If your diabetic dog is not eating, it’s essential to consult with your veterinarian before making decisions about insulin administration. Depending on your dog’s specific situation, your vet may recommend adjusting or temporarily withholding the insulin dose to avoid hypoglycemia.
Can a diabetic dog occasionally skip a meal without adverse effects?
Occasionally, a diabetic dog may skip a meal without severe consequences, but this should be done under the guidance of your veterinarian. Consistency in feeding and insulin dosing is essential for effective diabetes management.
My diabetic dog is losing appetite; how should I address this issue?
Addressing a diabetic dog’s loss of appetite involves consulting your veterinarian. They can help identify the underlying cause, adjust the treatment plan, and recommend strategies to stimulate your dog’s appetite.
How can I encourage my diabetic dog to eat when they are refusing food?
To encourage your diabetic dog to eat, consider offering more palatable food, warming the food, and maintaining a consistent feeding schedule. Consult with your vet for specific recommendations and any necessary dietary changes.
My diabetic dog doesn’t seem hungry; is this a cause for concern?
A lack of hunger in a diabetic dog can be concerning, especially if it’s persistent. It may indicate changes in blood sugar levels or other underlying issues, making it essential to consult your veterinarian to address the situation.
Why is my diabetic dog not eating their entire meal?
There can be various reasons why a diabetic dog may not finish their entire meal, including changes in appetite or blood sugar levels. Consult your veterinarian to investigate and address the underlying issue and make any necessary adjustments to the feeding routine.
Is it common for a diabetic dog to eat only once a day?
Diabetic dogs typically benefit from multiple small daily meals to maintain stable blood sugar levels. While some dogs may prefer eating once daily, it’s generally not the recommended approach for effective diabetes management. Consult your veterinarian for personalized guidance on your dog’s feeding schedule.
In conclusion, diabetic dogs must eat regularly to maintain stable blood sugar levels and ensure the effectiveness of insulin administration.
Understanding the various reasons behind a diabetic dog’s lack of appetite, whether food-related, behavior-related, or medical, allows for appropriate action.
By addressing these underlying causes and implementing practical solutions, such as making dietary changes or seeking veterinary care, owners can help their diabetic dogs regain their appetite and overall health.
Remember, a well-managed diet is essential for the well-being of diabetic dogs.
Reader Advisory: This article, aimed at informational purposes, does not replace professional veterinary advice.
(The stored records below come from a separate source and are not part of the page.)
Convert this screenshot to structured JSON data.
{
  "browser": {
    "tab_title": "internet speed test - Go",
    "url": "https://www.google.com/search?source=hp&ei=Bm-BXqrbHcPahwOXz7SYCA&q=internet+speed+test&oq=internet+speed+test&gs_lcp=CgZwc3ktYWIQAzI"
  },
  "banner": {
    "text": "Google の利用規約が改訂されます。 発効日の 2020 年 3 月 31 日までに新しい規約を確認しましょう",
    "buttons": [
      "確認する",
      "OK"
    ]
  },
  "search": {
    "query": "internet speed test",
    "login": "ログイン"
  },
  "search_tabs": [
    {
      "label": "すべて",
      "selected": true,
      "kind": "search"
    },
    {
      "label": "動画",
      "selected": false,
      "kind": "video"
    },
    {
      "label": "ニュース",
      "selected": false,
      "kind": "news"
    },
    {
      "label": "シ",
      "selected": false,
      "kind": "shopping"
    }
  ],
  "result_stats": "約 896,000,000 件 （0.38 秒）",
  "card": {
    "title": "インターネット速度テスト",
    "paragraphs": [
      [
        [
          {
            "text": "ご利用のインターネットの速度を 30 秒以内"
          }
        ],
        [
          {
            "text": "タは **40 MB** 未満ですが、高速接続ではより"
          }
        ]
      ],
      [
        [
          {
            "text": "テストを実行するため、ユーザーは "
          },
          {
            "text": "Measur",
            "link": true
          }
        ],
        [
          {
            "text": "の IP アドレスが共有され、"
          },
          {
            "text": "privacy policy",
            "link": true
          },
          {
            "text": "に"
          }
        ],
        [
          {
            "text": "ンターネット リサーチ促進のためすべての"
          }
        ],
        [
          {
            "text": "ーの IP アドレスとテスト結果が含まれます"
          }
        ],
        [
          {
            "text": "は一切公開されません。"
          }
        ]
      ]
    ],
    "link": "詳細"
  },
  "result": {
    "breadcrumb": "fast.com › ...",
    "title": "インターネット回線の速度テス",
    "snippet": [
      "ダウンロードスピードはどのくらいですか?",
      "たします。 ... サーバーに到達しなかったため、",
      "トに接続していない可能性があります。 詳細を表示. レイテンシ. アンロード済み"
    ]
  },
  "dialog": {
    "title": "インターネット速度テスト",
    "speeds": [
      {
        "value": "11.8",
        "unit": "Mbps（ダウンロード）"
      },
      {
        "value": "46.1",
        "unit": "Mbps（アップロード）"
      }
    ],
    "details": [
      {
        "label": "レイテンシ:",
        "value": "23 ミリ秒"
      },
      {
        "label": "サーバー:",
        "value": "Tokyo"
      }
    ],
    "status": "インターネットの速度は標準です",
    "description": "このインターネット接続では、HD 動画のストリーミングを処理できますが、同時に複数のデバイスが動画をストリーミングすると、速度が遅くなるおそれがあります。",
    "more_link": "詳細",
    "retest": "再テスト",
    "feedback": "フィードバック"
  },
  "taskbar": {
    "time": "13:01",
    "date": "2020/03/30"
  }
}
While we aim for accuracy, we make no guarantees regarding the completeness or reliability of our content. Always consult a veterinarian before altering your dog’s diet or nutrition.